How Can We Understand a Language, but Not Speak It?
Separate parts of the brain are responsible for understanding and reproducing a language, making the two activities mutually exclusive.
Growing up in a country as multilingual and diverse as India gives one the ability to pick up at least two or three languages to be used on a daily basis. But, some people may end up getting the shorter end of the stick — they can sometimes only understand a language without actually being able to speak it — a phenomenon officially called receptive multilingualism.
This is often more commonly described as passive multilingualism — which implies one knows but can’t assert any agency over the language. But that categorization is misleading because the brain works quite hard to channel languages for the purpose of communication.
There are two parts of the brain involved in the process of speaking and understanding language — Wernicke’s area in the temporal lobe (located under the ears), which comprehends language, while Broca’s area in the frontal lobe (located behind the forehead) deals with speaking language. Both regions stretch between the left and right hemispheres of the brain and are connected by axons (neuron stems) known as the arcuate fasciculus, which act as a link to transfer information about languages between both brain areas.
Receptive multilingualism occurs because there is a radical difference in the cognitive efforts required to undertake the brain activity of comprehending a language and speaking it.
If you’ve been exposed to a language for a sufficient period of time, understanding it is easier and faster than communicating in it. This is because understanding a language involves the brain’s ability to infer things from phonemes — distinct units of sound that help us differentiate between words — which the brain then segments into phrases or sentences. The rest is worked out by our ability to infer what the other person means. Think of it this way: assume you grew up listening to your family speak English though you only speak Hindi. Now, if a person says, “The weather is quite hot outside!” — your brain picked up weather, hot, and outside, because you’ve heard them say those words before, which allowed you to infer the person is telling you about the hot weather outside. This ability is boosted if the language you understand is related to the language you speak. For instance, if you speak Malayalam, you’re likely to find understanding Tamil easier, as they are both are rooted in the Indo-Dravidian language family.
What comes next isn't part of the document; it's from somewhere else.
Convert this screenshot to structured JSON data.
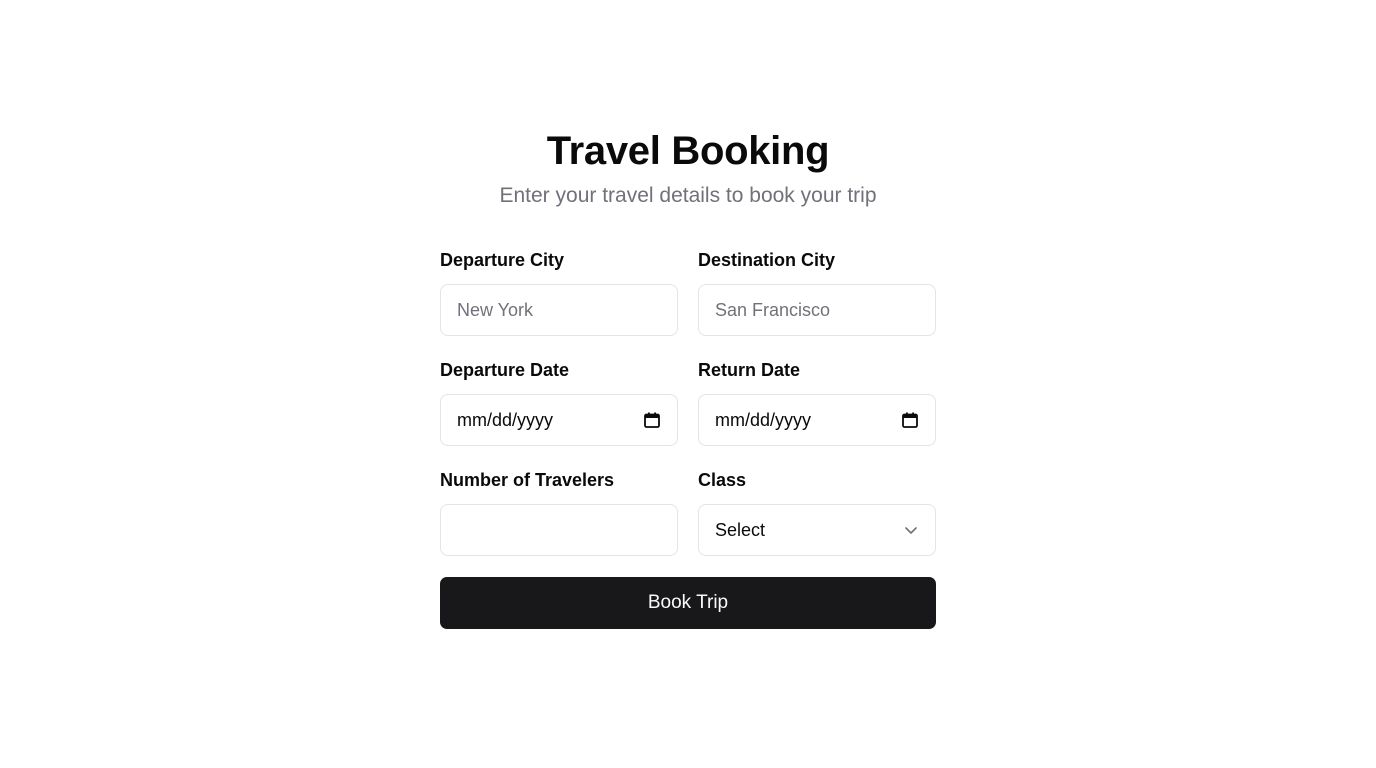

Related on The Swaddle:
However, speaking language is a whole different ball game, with a significantly higher cognitive load. First, you must come up with how you would like to respond — say. you agree and want to talk about how you miss the monsoon. Your brain has immediately responded internally with ‘kaash barish ka mausam hota.’ Now, you must morph it into the very specific linguistic sentence structures and phrasing unique to the English language — you can’t directly translate it to ‘wish rain of season would’ because that makes no sense as an English phrase. Your brain needs to rewire your Hindi response to ‘I wish it was the rainy season.’ After that, your brain must recall the ways in which the words are pronounced and speak them. This particular set of functions are possible only via repeated practice, almost like we’re training the brain’s muscle.
The cognitive load of understanding several languages and switching between them at high speed while understanding and speaking is serious business: it is intense enough to boost gray matter volume and increase the size of something called the anterior cingulate cortex, which plays a role in controlling what language we speak in a particular context. It comes as no surprise that research uncovered a correlation between bilingual individuals in India and a slower rate of developing dementia — a disease staved off by increased brain exercise and more gray matter volume — than monolingual individuals.
There is also a unique social phenomenon that prevents individuals from speaking languages they understand so well — fear of failure and shame. Individuals often don’t focus on learning to speak certain languages, as maybe the said language is irrelevant to their location and context. For example, second-generation immigrants favor learning the language spoken in the country they live in, rather than their mother tongue. Lack of practice and exposure to a language can also erode an individual’s previously learned ability to speak it fluently, making them self-conscious of conversing in a particular language overall. This is uniquely reflected when certain people are able to speak foreign languages more fluently and confidently while inebriated or under deep hypnosis, when they aren’t as inhibited as they are while sober or conscious.
Receptive bilingualism is a unique linguistic phenomenon that highlights how language takes root and branches out into proper forms of communication. For those who’d like to do more than understand, the best way to move beyond merely understanding a language is to practice speaking it until you develop the confidence to be fluent.
You could say practice speaks for itself — quite literally, in this case.
Aditi Murti is a culture writer at The Swaddle. Previously, she worked as a freelance journalist focused on gender and cities. Find her on social media @aditimurti.